Output all records below verbatim.

» **Interface dataset entries**
- - - - - - -

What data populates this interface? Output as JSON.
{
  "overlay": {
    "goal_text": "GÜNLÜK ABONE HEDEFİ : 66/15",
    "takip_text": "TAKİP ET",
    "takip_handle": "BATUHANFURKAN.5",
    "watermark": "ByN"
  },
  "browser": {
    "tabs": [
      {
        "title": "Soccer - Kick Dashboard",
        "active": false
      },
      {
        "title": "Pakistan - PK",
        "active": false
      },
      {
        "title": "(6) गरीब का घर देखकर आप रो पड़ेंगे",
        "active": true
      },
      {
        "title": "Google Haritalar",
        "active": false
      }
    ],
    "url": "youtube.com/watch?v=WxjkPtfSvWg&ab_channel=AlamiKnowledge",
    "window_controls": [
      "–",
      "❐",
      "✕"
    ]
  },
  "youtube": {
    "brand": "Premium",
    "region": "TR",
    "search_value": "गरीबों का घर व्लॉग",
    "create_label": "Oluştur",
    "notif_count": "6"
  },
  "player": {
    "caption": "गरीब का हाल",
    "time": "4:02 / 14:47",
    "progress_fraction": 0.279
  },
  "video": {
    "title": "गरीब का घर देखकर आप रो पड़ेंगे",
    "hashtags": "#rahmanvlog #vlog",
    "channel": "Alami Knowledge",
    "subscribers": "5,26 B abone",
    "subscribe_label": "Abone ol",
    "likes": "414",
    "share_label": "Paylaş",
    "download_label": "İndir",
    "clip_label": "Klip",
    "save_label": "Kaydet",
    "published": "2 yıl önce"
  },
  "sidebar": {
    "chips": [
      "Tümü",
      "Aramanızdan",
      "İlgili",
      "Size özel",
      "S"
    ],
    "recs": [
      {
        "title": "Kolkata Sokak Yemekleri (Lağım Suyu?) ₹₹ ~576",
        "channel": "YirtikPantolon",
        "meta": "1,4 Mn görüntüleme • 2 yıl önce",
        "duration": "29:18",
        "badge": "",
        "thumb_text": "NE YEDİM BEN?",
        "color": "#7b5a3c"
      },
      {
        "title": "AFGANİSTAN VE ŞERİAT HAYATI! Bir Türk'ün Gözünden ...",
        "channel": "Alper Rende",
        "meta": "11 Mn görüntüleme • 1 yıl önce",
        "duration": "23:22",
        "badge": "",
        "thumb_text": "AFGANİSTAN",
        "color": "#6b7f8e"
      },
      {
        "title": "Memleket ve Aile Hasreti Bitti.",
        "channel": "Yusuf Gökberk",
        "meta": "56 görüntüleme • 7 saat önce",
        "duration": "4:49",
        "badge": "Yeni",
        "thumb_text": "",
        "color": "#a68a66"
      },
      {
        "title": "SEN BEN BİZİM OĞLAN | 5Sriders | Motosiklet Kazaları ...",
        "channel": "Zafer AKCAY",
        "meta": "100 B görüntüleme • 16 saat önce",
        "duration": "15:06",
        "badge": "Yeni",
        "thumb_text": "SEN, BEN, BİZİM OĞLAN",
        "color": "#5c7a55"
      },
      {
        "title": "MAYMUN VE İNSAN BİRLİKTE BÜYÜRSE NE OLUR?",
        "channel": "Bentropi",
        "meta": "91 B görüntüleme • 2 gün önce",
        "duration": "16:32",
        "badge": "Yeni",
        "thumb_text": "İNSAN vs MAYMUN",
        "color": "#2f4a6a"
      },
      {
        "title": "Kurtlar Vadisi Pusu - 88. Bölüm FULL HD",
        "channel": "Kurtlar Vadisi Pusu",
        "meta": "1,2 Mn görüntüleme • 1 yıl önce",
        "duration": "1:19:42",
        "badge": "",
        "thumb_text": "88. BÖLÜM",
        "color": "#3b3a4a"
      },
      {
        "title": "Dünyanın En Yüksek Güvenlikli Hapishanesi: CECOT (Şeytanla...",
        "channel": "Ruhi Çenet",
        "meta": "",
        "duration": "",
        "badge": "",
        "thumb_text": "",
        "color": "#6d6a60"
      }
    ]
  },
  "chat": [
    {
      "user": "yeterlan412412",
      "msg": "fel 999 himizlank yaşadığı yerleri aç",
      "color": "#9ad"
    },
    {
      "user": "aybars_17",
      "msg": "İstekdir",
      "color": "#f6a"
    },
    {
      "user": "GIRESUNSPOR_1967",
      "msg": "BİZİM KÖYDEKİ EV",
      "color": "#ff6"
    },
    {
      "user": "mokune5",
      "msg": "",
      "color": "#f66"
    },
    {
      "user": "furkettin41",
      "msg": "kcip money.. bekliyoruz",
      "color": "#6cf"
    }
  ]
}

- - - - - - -

» **Answer box**
What data populates this interface? Output as JSON.
{
  "overlay": {
    "goal_text": "GÜNLÜK ABONE HEDEFİ : 66/15",
    "takip_text": "TAKİP ET",
    "takip_handle": "BATUHANFURKAN.5",
    "watermark": "ByN"
  },
  "browser": {
    "tabs": [
      {
        "title": "Soccer - Kick Dashboard",
        "active": false
      },
      {
        "title": "Pakistan - PK",
        "active": false
      },
      {
        "title": "(6) गरीब का घर देखकर आप रो पड़ेंगे",
        "active": true
      },
      {
        "title": "Google Haritalar",
        "active": false
      }
    ],
    "url": "youtube.com/watch?v=WxjkPtfSvWg&ab_channel=AlamiKnowledge",
    "window_controls": [
      "–",
      "❐",
      "✕"
    ]
  },
  "youtube": {
    "brand": "Premium",
    "region": "TR",
    "search_value": "गरीबों का घर व्लॉग",
    "create_label": "Oluştur",
    "notif_count": "6"
  },
  "player": {
    "caption": "गरीब का हाल",
    "time": "4:02 / 14:47",
    "progress_fraction": 0.279
  },
  "video": {
    "title": "गरीब का घर देखकर आप रो पड़ेंगे",
    "hashtags": "#rahmanvlog #vlog",
    "channel": "Alami Knowledge",
    "subscribers": "5,26 B abone",
    "subscribe_label": "Abone ol",
    "likes": "414",
    "share_label": "Paylaş",
    "download_label": "İndir",
    "clip_label": "Klip",
    "save_label": "Kaydet",
    "published": "2 yıl önce"
  },
  "sidebar": {
    "chips": [
      "Tümü",
      "Aramanızdan",
      "İlgili",
      "Size özel",
      "S"
    ],
    "recs": [
      {
        "title": "Kolkata Sokak Yemekleri (Lağım Suyu?) ₹₹ ~576",
        "channel": "YirtikPantolon",
        "meta": "1,4 Mn görüntüleme • 2 yıl önce",
        "duration": "29:18",
        "badge": "",
        "thumb_text": "NE YEDİM BEN?",
        "color": "#7b5a3c"
      },
      {
        "title": "AFGANİSTAN VE ŞERİAT HAYATI! Bir Türk'ün Gözünden ...",
        "channel": "Alper Rende",
        "meta": "11 Mn görüntüleme • 1 yıl önce",
        "duration": "23:22",
        "badge": "",
        "thumb_text": "AFGANİSTAN",
        "color": "#6b7f8e"
      },
      {
        "title": "Memleket ve Aile Hasreti Bitti.",
        "channel": "Yusuf Gökberk",
        "meta": "56 görüntüleme • 7 saat önce",
        "duration": "4:49",
        "badge": "Yeni",
        "thumb_text": "",
        "color": "#a68a66"
      },
      {
        "title": "SEN BEN BİZİM OĞLAN | 5Sriders | Motosiklet Kazaları ...",
        "channel": "Zafer AKCAY",
        "meta": "100 B görüntüleme • 16 saat önce",
        "duration": "15:06",
        "badge": "Yeni",
        "thumb_text": "SEN, BEN, BİZİM OĞLAN",
        "color": "#5c7a55"
      },
      {
        "title": "MAYMUN VE İNSAN BİRLİKTE BÜYÜRSE NE OLUR?",
        "channel": "Bentropi",
        "meta": "91 B görüntüleme • 2 gün önce",
        "duration": "16:32",
        "badge": "Yeni",
        "thumb_text": "İNSAN vs MAYMUN",
        "color": "#2f4a6a"
      },
      {
        "title": "Kurtlar Vadisi Pusu - 88. Bölüm FULL HD",
        "channel": "Kurtlar Vadisi Pusu",
        "meta": "1,2 Mn görüntüleme • 1 yıl önce",
        "duration": "1:19:42",
        "badge": "",
        "thumb_text": "88. BÖLÜM",
        "color": "#3b3a4a"
      },
      {
        "title": "Dünyanın En Yüksek Güvenlikli Hapishanesi: CECOT (Şeytanla...",
        "channel": "Ruhi Çenet",
        "meta": "",
        "duration": "",
        "badge": "",
        "thumb_text": "",
        "color": "#6d6a60"
      }
    ]
  },
  "chat": [
    {
      "user": "yeterlan412412",
      "msg": "fel 999 himizlank yaşadığı yerleri aç",
      "color": "#9ad"
    },
    {
      "user": "aybars_17",
      "msg": "İstekdir",
      "color": "#f6a"
    },
    {
      "user": "GIRESUNSPOR_1967",
      "msg": "BİZİM KÖYDEKİ EV",
      "color": "#ff6"
    },
    {
      "user": "mokune5",
      "msg": "",
      "color": "#f66"
    },
    {
      "user": "furkettin41",
      "msg": "kcip money.. bekliyoruz",
      "color": "#6cf"
    }
  ]
}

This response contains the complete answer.